Nathan Fitzgerald on 28 Mar 2019
I think I've come to an answer that I'm happy with. As I postulated in the very last question of the original post, there is a way that the [z(:).val] assignment can happen more directly. Instead of using num2cell to break x up into individual cells that could then be used to create a comma-separated list (e.g. below),
tmp = num2cell(x); % x is a vector whose elements I want as individual AutoDiff.val scalars
[z(:).val] = tmp{:} % This works but is SLOW for large vectors
I wrote a mex function that directly took the inputs x and dealt them to individual outputs
[self(1:numel(x)).val] = fastDealScalar(x);
where fastDealScalar.c is
#include "mex.h"
/* Output mxArray's should all be 1x1 */
#define ROWS 1
#define COLUMNS 1
#define ELEMENTS 1
void mexFunction(int nlhs, mxArray *plhs[], int nrhs, const mxArray *prhs[]) {
mwSize index;
mwSize nElems;
double *y, *z;
/* define the number of elements in the input matrix */
y = mxGetPr(prhs[0]);
nElems = mxGetNumberOfElements(prhs[0]);
/* loop through the element of the input and assign them
* individually to the output */
for ( index = 0; index < nElems; index++ ) {
/* set the output pointer for this element */
plhs[index] = mxCreateNumericMatrix(ROWS, COLUMNS, mxDOUBLE_CLASS, mxREAL);
/* create a C pointer to a copy of the output matrix */
z = mxGetPr(plhs[index]);
/* copy a scalar from the input matrix to the output */
*(z) = *(y+index);
}
return;
}

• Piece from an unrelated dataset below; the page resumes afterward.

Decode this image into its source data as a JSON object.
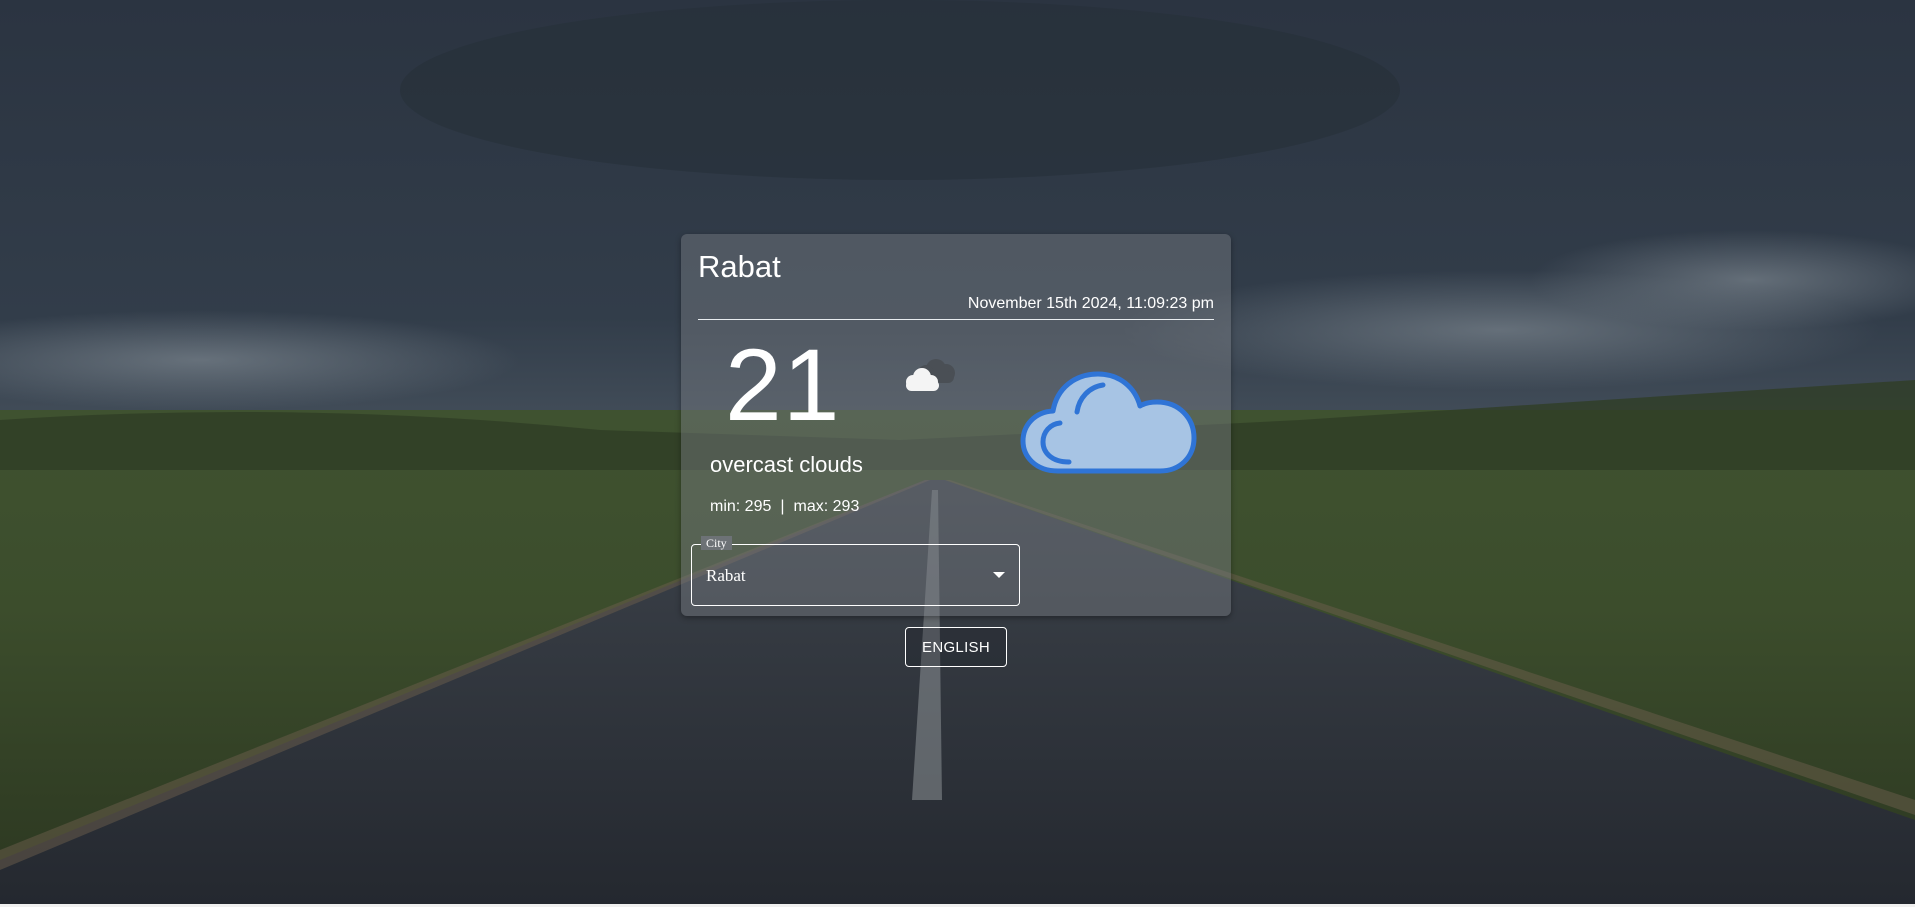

(This was hacked together from matlab example mex files, so forgive the coding style.... I'm not very experienced in C)
So that bypasses the "num2cell" bottleneck and now my code seems to be performing well.